* **Exercise brief**: Every single line below has to be printed once more, exactly.

* **Interface dataset entries**:
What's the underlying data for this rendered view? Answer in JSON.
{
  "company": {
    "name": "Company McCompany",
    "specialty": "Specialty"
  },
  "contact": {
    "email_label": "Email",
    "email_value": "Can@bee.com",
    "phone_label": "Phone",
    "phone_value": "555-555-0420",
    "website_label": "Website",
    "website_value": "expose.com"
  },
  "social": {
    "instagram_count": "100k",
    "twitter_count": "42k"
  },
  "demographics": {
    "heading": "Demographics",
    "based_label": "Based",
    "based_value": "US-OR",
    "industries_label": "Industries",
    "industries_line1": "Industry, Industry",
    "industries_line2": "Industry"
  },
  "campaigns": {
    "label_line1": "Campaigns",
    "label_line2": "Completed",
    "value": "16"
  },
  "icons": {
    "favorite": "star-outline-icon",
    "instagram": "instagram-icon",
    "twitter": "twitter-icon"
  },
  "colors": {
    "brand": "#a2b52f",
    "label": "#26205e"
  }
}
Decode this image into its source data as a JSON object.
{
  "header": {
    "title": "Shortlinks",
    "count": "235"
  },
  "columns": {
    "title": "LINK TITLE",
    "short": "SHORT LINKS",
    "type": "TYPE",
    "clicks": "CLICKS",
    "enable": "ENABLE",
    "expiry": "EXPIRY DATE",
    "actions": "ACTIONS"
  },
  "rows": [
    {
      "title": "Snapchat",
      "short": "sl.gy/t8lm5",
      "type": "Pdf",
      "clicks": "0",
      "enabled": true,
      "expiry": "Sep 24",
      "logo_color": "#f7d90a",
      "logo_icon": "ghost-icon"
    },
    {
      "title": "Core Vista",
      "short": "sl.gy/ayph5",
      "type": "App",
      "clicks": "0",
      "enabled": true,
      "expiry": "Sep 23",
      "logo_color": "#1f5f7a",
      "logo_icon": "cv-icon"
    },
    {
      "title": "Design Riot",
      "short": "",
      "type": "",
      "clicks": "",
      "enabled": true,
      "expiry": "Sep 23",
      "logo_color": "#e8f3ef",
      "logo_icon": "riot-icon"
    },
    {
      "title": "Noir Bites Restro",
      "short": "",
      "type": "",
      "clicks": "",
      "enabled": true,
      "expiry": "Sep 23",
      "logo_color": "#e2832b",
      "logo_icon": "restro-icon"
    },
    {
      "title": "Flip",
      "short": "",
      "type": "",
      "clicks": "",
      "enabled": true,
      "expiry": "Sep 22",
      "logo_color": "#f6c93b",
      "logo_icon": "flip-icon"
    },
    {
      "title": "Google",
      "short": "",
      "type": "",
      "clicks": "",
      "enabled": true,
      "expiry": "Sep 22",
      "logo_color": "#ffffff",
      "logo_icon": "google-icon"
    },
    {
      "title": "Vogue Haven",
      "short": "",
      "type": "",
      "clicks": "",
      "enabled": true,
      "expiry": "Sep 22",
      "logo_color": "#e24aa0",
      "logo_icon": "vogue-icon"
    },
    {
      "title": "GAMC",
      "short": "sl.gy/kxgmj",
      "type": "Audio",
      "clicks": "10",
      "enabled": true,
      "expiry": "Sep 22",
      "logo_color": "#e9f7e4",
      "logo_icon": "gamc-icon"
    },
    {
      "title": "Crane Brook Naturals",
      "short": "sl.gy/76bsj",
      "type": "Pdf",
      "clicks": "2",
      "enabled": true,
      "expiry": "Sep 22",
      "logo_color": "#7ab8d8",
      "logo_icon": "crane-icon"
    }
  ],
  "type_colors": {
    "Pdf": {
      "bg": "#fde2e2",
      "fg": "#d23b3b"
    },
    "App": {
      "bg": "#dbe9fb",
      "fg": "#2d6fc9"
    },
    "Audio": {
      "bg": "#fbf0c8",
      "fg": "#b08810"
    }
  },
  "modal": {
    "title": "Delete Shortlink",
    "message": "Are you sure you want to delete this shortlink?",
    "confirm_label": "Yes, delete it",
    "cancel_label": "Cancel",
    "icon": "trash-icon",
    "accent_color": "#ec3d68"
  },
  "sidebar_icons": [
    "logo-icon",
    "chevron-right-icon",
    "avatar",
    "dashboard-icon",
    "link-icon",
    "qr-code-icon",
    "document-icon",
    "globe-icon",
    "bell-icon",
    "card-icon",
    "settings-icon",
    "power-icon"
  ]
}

* **Exercise output**:
What's the underlying data for this rendered view? Answer in JSON.
{
  "company": {
    "name": "Company McCompany",
    "specialty": "Specialty"
  },
  "contact": {
    "email_label": "Email",
    "email_value": "Can@bee.com",
    "phone_label": "Phone",
    "phone_value": "555-555-0420",
    "website_label": "Website",
    "website_value": "expose.com"
  },
  "social": {
    "instagram_count": "100k",
    "twitter_count": "42k"
  },
  "demographics": {
    "heading": "Demographics",
    "based_label": "Based",
    "based_value": "US-OR",
    "industries_label": "Industries",
    "industries_line1": "Industry, Industry",
    "industries_line2": "Industry"
  },
  "campaigns": {
    "label_line1": "Campaigns",
    "label_line2": "Completed",
    "value": "16"
  },
  "icons": {
    "favorite": "star-outline-icon",
    "instagram": "instagram-icon",
    "twitter": "twitter-icon"
  },
  "colors": {
    "brand": "#a2b52f",
    "label": "#26205e"
  }
}
Decode this image into its source data as a JSON object.
{
  "header": {
    "title": "Shortlinks",
    "count": "235"
  },
  "columns": {
    "title": "LINK TITLE",
    "short": "SHORT LINKS",
    "type": "TYPE",
    "clicks": "CLICKS",
    "enable": "ENABLE",
    "expiry": "EXPIRY DATE",
    "actions": "ACTIONS"
  },
  "rows": [
    {
      "title": "Snapchat",
      "short": "sl.gy/t8lm5",
      "type": "Pdf",
      "clicks": "0",
      "enabled": true,
      "expiry": "Sep 24",
      "logo_color": "#f7d90a",
      "logo_icon": "ghost-icon"
    },
    {
      "title": "Core Vista",
      "short": "sl.gy/ayph5",
      "type": "App",
      "clicks": "0",
      "enabled": true,
      "expiry": "Sep 23",
      "logo_color": "#1f5f7a",
      "logo_icon": "cv-icon"
    },
    {
      "title": "Design Riot",
      "short": "",
      "type": "",
      "clicks": "",
      "enabled": true,
      "expiry": "Sep 23",
      "logo_color": "#e8f3ef",
      "logo_icon": "riot-icon"
    },
    {
      "title": "Noir Bites Restro",
      "short": "",
      "type": "",
      "clicks": "",
      "enabled": true,
      "expiry": "Sep 23",
      "logo_color": "#e2832b",
      "logo_icon": "restro-icon"
    },
    {
      "title": "Flip",
      "short": "",
      "type": "",
      "clicks": "",
      "enabled": true,
      "expiry": "Sep 22",
      "logo_color": "#f6c93b",
      "logo_icon": "flip-icon"
    },
    {
      "title": "Google",
      "short": "",
      "type": "",
      "clicks": "",
      "enabled": true,
      "expiry": "Sep 22",
      "logo_color": "#ffffff",
      "logo_icon": "google-icon"
    },
    {
      "title": "Vogue Haven",
      "short": "",
      "type": "",
      "clicks": "",
      "enabled": true,
      "expiry": "Sep 22",
      "logo_color": "#e24aa0",
      "logo_icon": "vogue-icon"
    },
    {
      "title": "GAMC",
      "short": "sl.gy/kxgmj",
      "type": "Audio",
      "clicks": "10",
      "enabled": true,
      "expiry": "Sep 22",
      "logo_color": "#e9f7e4",
      "logo_icon": "gamc-icon"
    },
    {
      "title": "Crane Brook Naturals",
      "short": "sl.gy/76bsj",
      "type": "Pdf",
      "clicks": "2",
      "enabled": true,
      "expiry": "Sep 22",
      "logo_color": "#7ab8d8",
      "logo_icon": "crane-icon"
    }
  ],
  "type_colors": {
    "Pdf": {
      "bg": "#fde2e2",
      "fg": "#d23b3b"
    },
    "App": {
      "bg": "#dbe9fb",
      "fg": "#2d6fc9"
    },
    "Audio": {
      "bg": "#fbf0c8",
      "fg": "#b08810"
    }
  },
  "modal": {
    "title": "Delete Shortlink",
    "message": "Are you sure you want to delete this shortlink?",
    "confirm_label": "Yes, delete it",
    "cancel_label": "Cancel",
    "icon": "trash-icon",
    "accent_color": "#ec3d68"
  },
  "sidebar_icons": [
    "logo-icon",
    "chevron-right-icon",
    "avatar",
    "dashboard-icon",
    "link-icon",
    "qr-code-icon",
    "document-icon",
    "globe-icon",
    "bell-icon",
    "card-icon",
    "settings-icon",
    "power-icon"
  ]
}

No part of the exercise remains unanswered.